* **YOUR ASSIGNMENT**
Scan the entries below and say how many lines contain "true". Write only the number.

[INPUT FOR THIS TASK — start]

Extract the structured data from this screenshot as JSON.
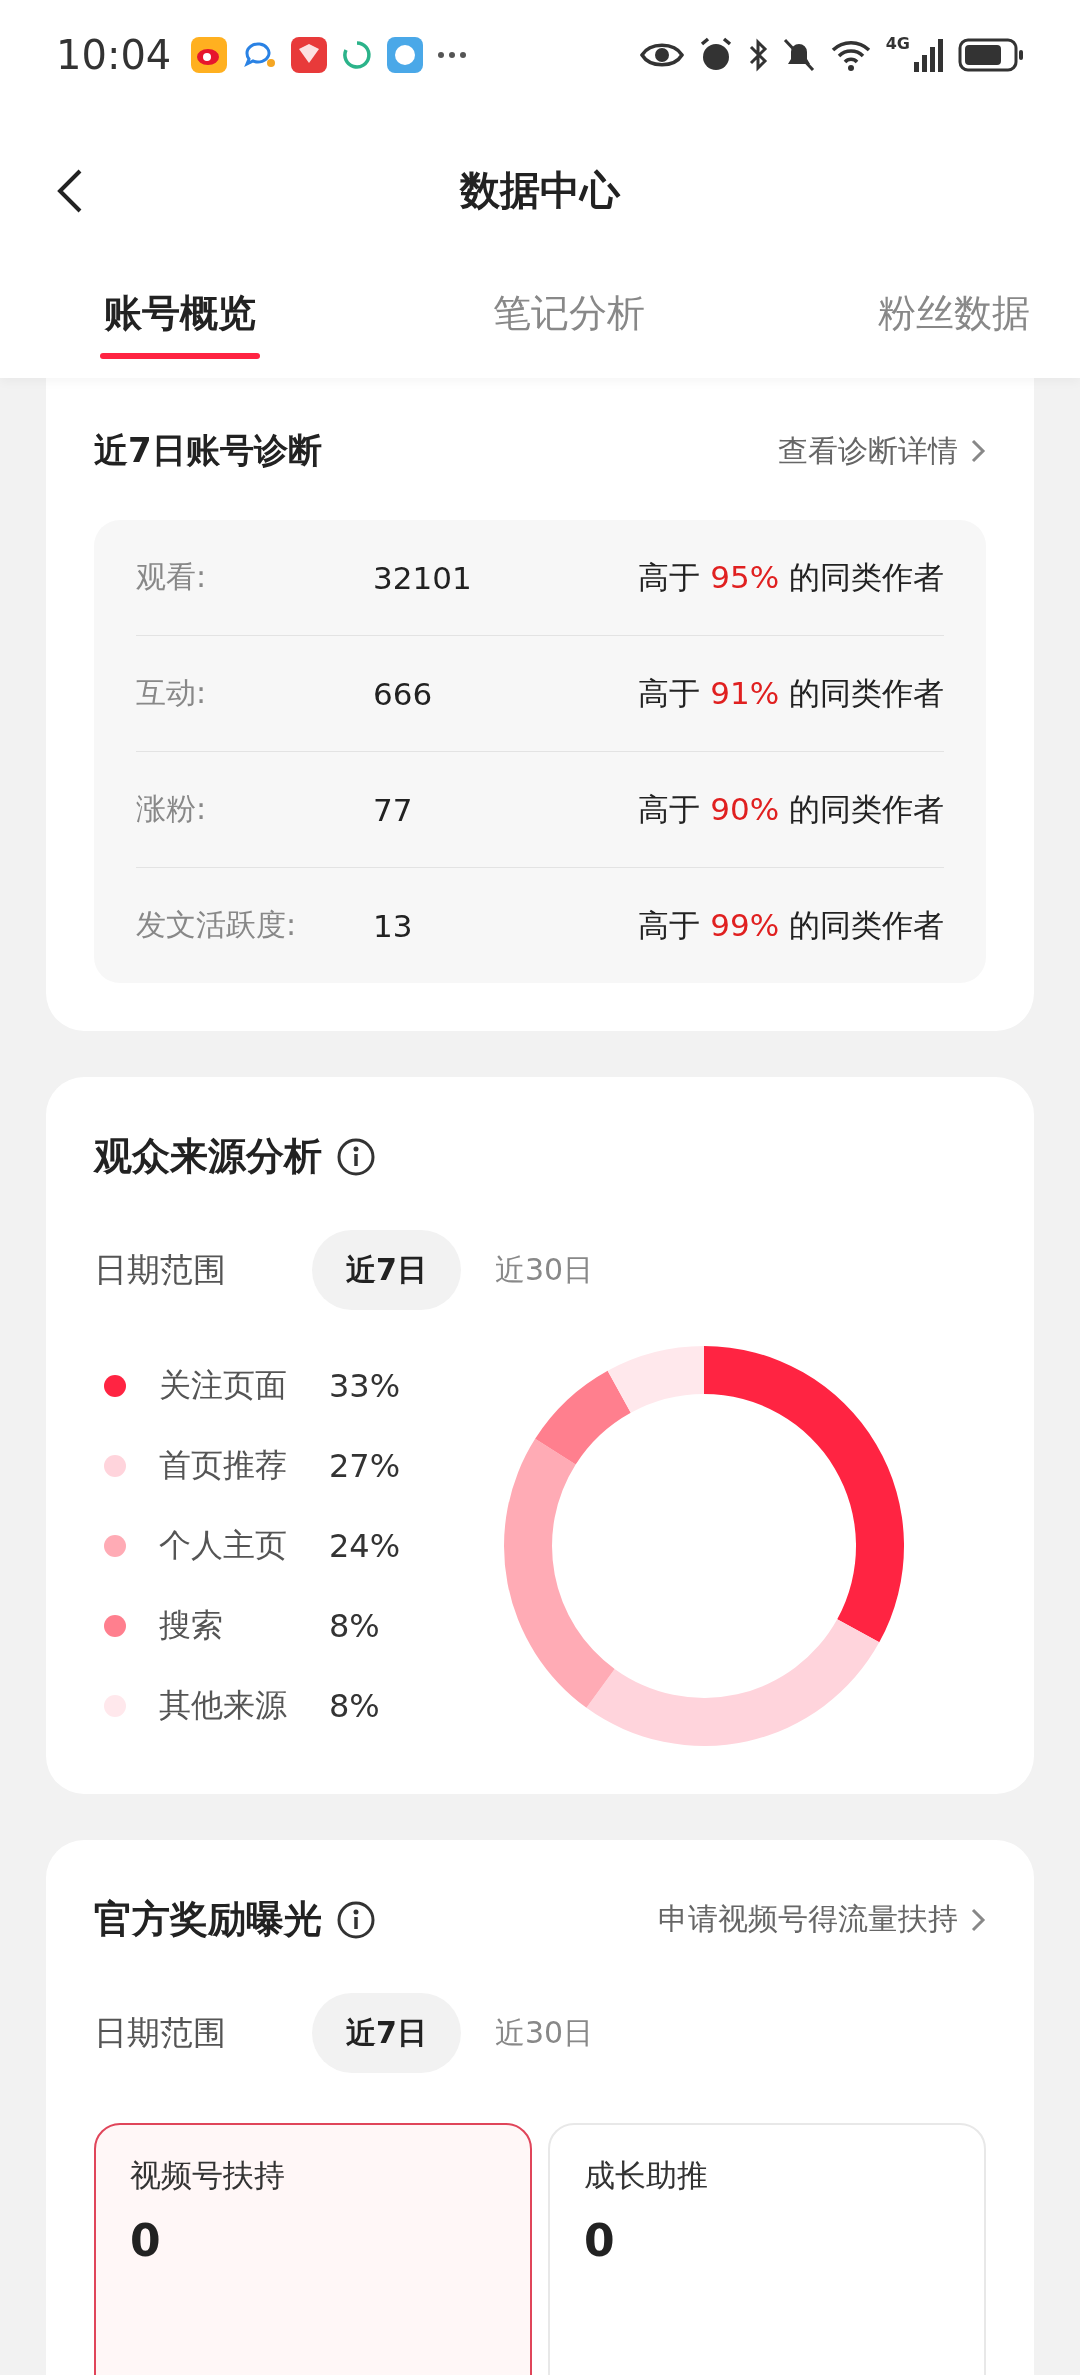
{
  "status_bar": {
    "time": "10:04",
    "network": "4G"
  },
  "header": {
    "title": "数据中心"
  },
  "tabs": [
    {
      "label": "账号概览",
      "selected": true
    },
    {
      "label": "笔记分析",
      "selected": false
    },
    {
      "label": "粉丝数据",
      "selected": false
    }
  ],
  "diagnosis": {
    "title": "近7日账号诊断",
    "link": "查看诊断详情",
    "rows": [
      {
        "label": "观看:",
        "value": "32101",
        "prefix": "高于",
        "percent": "95%",
        "suffix": "的同类作者"
      },
      {
        "label": "互动:",
        "value": "666",
        "prefix": "高于",
        "percent": "91%",
        "suffix": "的同类作者"
      },
      {
        "label": "涨粉:",
        "value": "77",
        "prefix": "高于",
        "percent": "90%",
        "suffix": "的同类作者"
      },
      {
        "label": "发文活跃度:",
        "value": "13",
        "prefix": "高于",
        "percent": "99%",
        "suffix": "的同类作者"
      }
    ]
  },
  "audience": {
    "title": "观众来源分析",
    "date_range": {
      "label": "日期范围",
      "options": [
        {
          "label": "近7日",
          "selected": true
        },
        {
          "label": "近30日",
          "selected": false
        }
      ]
    },
    "legend": [
      {
        "percent": "33%",
        "color": "#ff2442"
      },
      {
        "percent": "27%",
        "color": "#ffd4dc"
      },
      {
        "percent": "24%",
        "color": "#ffabb5"
      },
      {
        "percent": "8%",
        "color": "#ff7f8e"
      },
      {
        "percent": "8%",
        "color": "#ffe8ec"
      }
    ],
    "chart_data": {
      "type": "donut",
      "categories": [
        "关注页面",
        "首页推荐",
        "个人主页",
        "搜索",
        "其他来源"
      ],
      "values": [
        33,
        27,
        24,
        8,
        8
      ]
    }
  },
  "rewards": {
    "title": "官方奖励曝光",
    "link": "申请视频号得流量扶持",
    "date_range": {
      "label": "日期范围",
      "options": [
        {
          "label": "近7日",
          "selected": true
        },
        {
          "label": "近30日",
          "selected": false
        }
      ]
    },
    "metrics": [
      {
        "label": "视频号扶持",
        "value": "0",
        "selected": true
      },
      {
        "label": "成长助推",
        "value": "0",
        "selected": false
      }
    ]
  }
}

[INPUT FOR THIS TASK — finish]

* **RESPONSE BELOW**
4